First, I’d like to know where this deserted New York City bowing alley is located. For those who don’t live in New York, bowling is at a premium here. There are very few venues, and the few that do exist are (A) crowded and (B) expensive. Bowling in New York City is considered a luxury. Anyway, a man named John Healey introduces himself as some sort of badass hitman (everyone on this show seems to know some form of martial arts), then winds up impaling himself to avoid the wrath of Fisk after telling Daredevil Fisk’s name. This felt like a lot of setup for a character who is already dead. (This was also the episode that I realized that Wesley sounds a lot like Josh Charles.)
11. Episode One, “Into the Ring”
I bet I wasn’t the only one who thought that, maybe, while Matt wasn’t fighting crime, the show would act as a sort of law firm procedural, with maybe a client of the week. Even the Director’s Cut of the film tried to sort of do this with Coolio playing a man represented by Nelson & Murdock. Instead, it turns out to be an elaborate way to introduce Karen Page (Deborah Ann Woll) as the firm’s new secretary. Because it makes total sense that, after beating a murder charge, that client would just start working at the law firm. Ben Affleck’s Matt Murdock did not hire Coolio after being acquitted.
12. Episode Six, “Condemned”
Matt finds himself trapped in an abandoned warehouse with a Russian mobster while he’s methodically being framed for all of Fisk’s crimes. The phone call between Daredevil and Fisk is pretty intense (again, D’Onofrio is so good at this), but loses a little bit of its luster because we know that no matter what Fisk says, this will not be the last time Matt and Fisk speak.

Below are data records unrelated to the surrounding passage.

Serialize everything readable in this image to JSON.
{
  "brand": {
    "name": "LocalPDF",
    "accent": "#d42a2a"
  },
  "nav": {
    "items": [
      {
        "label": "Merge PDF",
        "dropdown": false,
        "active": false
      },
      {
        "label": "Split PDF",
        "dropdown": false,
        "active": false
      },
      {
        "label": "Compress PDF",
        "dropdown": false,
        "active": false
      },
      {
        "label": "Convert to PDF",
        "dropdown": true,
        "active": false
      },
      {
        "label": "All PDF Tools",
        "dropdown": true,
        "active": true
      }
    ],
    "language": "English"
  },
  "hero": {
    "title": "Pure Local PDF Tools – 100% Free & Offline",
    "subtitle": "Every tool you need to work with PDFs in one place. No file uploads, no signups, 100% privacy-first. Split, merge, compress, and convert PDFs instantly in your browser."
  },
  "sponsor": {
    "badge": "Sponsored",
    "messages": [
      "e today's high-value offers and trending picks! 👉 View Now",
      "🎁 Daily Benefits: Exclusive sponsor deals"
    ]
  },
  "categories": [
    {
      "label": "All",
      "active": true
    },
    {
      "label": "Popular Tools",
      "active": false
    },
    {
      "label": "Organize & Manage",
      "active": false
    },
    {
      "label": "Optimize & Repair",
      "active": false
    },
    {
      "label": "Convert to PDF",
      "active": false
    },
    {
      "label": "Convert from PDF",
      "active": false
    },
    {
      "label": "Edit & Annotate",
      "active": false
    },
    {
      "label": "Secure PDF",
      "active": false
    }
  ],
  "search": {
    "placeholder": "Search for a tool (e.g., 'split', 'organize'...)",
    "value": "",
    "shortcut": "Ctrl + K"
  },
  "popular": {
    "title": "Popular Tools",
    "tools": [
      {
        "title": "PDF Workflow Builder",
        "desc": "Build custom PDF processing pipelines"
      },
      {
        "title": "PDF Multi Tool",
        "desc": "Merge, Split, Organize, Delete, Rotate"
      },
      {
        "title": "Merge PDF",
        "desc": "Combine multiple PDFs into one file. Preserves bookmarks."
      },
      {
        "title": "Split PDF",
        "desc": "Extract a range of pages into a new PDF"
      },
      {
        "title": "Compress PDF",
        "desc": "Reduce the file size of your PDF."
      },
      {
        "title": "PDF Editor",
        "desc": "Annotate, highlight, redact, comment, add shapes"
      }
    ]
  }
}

13. Episode Ten, “Nelson vs. Murdock”
“On a very special episode of Daredevil…”
To be fair, I’ve never had a good friend reveal to me that he’s secretly a vigilante superhero, but I doubt my first reaction would be smug anger at my new superhero friend. I’d probably be excited that I was close personal friends with a superhero. What I’d be most upset about is that I wouldn’t be able to tell anyone. I would probably ask my friend something like, “Hey, do you care if I tweet something like, ‘I just learned who Daredevil is?’ I promise I won’t mention your name.” Instead we get almost an entire episode of Foggy (Elden Henson) telling us why he feels betrayed. I’m surprised they went this route so early: letting Foggy in on Matt’s secret. Then again, at least it opens up a dynamic that allows Matt to talk about his adventures to people who aren’t total strangers. By the end of the episode, Foggy is so distraught that he just wants to drown his sorrows in booze. Oh boo hoo, get over it. And the subplot with Karen and Ben Urich tracking down Fisk’s mother is maddening in a “this will obviously get one of you killed” kind of way. (Especially because Ben was tricked into the whole thing.) And now they know that Fisk killed his father, so what? He was a little kid. It makes salacious copy, but a story like that could be twisted around to make Fisk look sympathetic. This whole episode screams, “What’s the point of any of this?” Luckily, episodes like this are few.
Mike Ryan has written for The Huffington Post, Wired, Vanity Fair and New York. He is senior entertainment writer at Uproxx. You can contact him directly on Twitter.